* [What you are asked to do]
Find how many lines in the entries below carry the word "compartilhamento" and answer with only that figure.

* [Data provided]
....................
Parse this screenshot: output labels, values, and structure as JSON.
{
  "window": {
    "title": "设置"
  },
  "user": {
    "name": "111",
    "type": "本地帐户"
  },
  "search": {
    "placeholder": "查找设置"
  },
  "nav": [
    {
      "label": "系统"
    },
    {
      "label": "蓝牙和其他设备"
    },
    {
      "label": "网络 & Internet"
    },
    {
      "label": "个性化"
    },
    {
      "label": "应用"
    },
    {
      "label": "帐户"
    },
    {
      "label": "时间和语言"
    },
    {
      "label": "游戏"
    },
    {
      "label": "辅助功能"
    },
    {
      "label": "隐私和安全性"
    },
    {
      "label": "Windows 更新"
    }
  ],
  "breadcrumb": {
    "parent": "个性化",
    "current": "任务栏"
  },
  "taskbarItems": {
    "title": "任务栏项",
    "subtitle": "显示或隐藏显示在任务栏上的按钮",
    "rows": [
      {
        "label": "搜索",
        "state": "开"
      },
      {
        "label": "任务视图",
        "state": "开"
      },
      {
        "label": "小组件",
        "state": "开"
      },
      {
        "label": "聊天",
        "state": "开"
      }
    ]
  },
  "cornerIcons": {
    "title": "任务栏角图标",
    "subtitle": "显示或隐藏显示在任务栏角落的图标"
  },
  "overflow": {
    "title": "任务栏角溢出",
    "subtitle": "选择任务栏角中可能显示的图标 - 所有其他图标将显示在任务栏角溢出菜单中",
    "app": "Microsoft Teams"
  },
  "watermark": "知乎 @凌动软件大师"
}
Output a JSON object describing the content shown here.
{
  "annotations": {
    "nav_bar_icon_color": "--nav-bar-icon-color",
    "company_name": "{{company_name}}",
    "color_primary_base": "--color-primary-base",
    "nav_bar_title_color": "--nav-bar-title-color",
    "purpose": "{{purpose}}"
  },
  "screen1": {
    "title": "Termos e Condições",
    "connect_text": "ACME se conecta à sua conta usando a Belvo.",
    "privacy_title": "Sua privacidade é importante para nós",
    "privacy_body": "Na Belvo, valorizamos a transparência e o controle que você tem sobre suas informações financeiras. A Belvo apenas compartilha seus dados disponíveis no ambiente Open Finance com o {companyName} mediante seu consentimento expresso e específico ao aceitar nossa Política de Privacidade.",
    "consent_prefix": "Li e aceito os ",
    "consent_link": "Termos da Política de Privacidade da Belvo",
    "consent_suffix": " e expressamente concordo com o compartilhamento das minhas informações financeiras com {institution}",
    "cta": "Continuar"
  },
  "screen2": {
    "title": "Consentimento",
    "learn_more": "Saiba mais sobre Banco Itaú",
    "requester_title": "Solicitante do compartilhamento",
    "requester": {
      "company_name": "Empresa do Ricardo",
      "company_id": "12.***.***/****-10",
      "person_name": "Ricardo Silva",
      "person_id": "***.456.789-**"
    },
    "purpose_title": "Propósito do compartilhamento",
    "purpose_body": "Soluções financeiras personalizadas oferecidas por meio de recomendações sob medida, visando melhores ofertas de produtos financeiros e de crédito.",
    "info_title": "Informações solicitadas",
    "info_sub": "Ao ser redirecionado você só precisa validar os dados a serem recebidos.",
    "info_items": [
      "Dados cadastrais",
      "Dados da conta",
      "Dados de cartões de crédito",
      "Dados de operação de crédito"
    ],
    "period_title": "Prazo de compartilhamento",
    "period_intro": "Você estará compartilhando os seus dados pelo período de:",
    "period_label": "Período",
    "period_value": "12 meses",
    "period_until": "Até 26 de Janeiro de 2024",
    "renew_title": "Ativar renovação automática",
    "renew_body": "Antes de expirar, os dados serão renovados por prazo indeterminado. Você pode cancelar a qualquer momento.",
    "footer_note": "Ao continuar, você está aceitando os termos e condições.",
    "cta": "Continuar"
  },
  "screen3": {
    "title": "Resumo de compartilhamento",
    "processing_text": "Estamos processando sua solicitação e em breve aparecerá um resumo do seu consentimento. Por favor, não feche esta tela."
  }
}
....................
* [Answer to this task]
5